8 Al Mahrah Al Ghaydah 88,594 96,768
9 Al Mahwit Al Mahwit 494,557 523,236
10 Amanat Al Asimah Sana'a 1,747,834 1,947,139
11 Dhamar Dhamar 1,330,108 1,412,142
12 Hadramaut Mukalla 1,028,556 1,092,967
13 Hajjah Hajjah 1,479,568 1,570,872
14 Ibb Ibb 2,131,861 2,238,537
15 Lahij Lahij 722,694 761,160
16 Ma'rib Ma'rib 238,522 251,668
17 Raymah Raymah 394,448 418,659
18 Sa'dah Sa`dah 695,033 746,957
19 Sana'a Sana'a 919,215 957,798
20 Shabwah Ataq 470,440 494,638
21 Ta'izz Ta`izz 2,393,425 2,513,003
22 Socotra[3] Hadibu 1) 1)

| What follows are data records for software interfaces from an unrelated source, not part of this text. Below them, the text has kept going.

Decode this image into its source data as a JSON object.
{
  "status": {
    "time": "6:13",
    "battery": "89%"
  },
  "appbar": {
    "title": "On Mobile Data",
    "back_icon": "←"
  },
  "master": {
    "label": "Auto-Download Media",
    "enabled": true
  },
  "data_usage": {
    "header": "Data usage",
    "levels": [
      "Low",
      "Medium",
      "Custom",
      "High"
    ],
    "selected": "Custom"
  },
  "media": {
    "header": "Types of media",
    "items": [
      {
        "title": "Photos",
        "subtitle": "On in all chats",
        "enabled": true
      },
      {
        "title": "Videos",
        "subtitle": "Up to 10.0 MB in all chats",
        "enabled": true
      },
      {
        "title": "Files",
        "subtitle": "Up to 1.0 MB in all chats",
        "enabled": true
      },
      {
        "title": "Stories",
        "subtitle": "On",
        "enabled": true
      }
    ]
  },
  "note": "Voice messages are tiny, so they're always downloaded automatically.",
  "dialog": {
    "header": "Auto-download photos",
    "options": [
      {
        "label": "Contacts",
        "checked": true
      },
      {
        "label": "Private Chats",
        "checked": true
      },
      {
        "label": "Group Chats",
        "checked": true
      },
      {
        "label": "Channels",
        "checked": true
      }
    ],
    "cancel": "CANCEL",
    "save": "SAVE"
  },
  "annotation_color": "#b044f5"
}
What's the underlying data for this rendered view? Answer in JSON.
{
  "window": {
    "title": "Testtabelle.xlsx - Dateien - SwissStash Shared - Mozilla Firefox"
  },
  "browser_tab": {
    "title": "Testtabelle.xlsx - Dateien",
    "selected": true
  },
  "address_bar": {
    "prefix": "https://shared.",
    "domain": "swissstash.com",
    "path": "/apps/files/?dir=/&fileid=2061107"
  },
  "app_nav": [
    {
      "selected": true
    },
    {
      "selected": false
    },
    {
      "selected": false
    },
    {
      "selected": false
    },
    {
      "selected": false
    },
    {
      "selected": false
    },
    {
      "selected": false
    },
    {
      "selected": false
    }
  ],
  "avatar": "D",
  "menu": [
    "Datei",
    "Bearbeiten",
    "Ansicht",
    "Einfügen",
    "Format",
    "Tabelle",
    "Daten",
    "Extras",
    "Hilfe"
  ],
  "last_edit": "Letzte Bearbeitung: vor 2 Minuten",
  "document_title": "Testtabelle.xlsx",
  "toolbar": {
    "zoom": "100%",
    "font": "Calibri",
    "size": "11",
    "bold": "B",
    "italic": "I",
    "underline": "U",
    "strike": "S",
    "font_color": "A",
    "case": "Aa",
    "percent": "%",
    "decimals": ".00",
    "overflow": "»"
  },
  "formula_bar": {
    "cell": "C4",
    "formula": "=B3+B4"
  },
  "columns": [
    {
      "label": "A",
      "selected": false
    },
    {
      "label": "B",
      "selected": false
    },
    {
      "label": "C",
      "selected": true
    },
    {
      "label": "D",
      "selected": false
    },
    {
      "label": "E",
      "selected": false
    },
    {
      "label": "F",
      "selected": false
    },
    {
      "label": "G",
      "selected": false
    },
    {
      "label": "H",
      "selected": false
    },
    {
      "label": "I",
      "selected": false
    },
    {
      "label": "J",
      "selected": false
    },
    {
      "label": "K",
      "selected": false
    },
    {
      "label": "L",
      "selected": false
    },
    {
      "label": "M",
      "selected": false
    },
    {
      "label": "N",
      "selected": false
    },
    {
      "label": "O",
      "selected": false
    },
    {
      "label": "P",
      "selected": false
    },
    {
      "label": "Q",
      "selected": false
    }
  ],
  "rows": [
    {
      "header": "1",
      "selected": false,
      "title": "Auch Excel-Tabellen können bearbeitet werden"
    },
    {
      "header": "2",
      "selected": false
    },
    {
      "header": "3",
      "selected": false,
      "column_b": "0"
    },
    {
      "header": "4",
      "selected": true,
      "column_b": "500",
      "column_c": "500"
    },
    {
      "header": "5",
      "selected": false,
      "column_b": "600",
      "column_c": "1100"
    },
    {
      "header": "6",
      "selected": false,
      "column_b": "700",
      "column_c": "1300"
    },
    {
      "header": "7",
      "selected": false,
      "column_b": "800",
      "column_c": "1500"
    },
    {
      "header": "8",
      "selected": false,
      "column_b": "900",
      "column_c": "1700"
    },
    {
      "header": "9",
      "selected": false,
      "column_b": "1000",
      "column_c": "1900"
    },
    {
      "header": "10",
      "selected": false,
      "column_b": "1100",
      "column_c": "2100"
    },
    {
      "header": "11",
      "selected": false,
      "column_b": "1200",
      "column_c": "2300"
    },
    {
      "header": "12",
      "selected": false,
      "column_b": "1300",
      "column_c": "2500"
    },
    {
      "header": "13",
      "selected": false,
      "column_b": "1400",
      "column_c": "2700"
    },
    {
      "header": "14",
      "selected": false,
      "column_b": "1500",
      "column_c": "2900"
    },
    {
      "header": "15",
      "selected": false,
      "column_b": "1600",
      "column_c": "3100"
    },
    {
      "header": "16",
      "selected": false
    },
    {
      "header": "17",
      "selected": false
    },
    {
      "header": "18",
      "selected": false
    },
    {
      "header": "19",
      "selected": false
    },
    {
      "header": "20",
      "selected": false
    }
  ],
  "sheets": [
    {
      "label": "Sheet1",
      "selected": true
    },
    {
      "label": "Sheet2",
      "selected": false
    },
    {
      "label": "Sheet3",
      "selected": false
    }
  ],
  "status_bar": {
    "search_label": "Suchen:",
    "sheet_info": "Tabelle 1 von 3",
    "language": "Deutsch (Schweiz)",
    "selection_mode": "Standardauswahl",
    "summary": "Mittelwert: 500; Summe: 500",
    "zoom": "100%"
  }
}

1) Soqatra Governorate created in December 2013 from parts of Hadramaut, data included there

Historical subdivisionsEdit

Yemen became a unified country in May 1990 after the merger of the northern "Yemen Arab Republic" (North Yemen) and the southern "People's Democratic Republic of Yemen" (South Yemen).

Governorates of South YemenEdit

Following independence, South Yemen was divided into six governorates (Arabic: muhafazat), with roughly natural boundaries, each given a Roman numeral.

Numeral Name Approximate area (km.²) Capital
I 'Adan 6,980 Aden
II Lahij 12,766 Lahij
III Abyan 21,489 Zinjibar
IV Shabwah 73,908 Ataq
V Hadhramawt 155,376 Mukalla
VI al-Mahra 66,350 Al Ghaydah

Provinces of North YemenEdit

Until 1980, North Yemen was split into governorates. In 1980, the country was reorganized into eight provinces (Arabic: liwa).

Name Approximate area (km.²)
Al-Bayda' 15,000
Al-Hudaydah 35,000
Hajjah 17,000
Ibb 13,000
Rida' 10,000
Sa`dah 18,000
San`a' 80,000
Ta`izz 12,000


  1. ^ Central Statistical Organisation of Yemen. General Population Housing and Establishment Census 2004 Final Results [1] Archived 2013-05-21 at the Wayback Machine, Statistic Yearbook 2005 of Yemen [2] Archived 2010-06-20 at the Wayback Machine
  2. ^ Statistic Yearbook 2006 of Yemen
  3. ^ "Archived copy". Archived from the original on 2014-02-22. Retrieved 2014-02-22.CS1 maint: archived copy as title (link)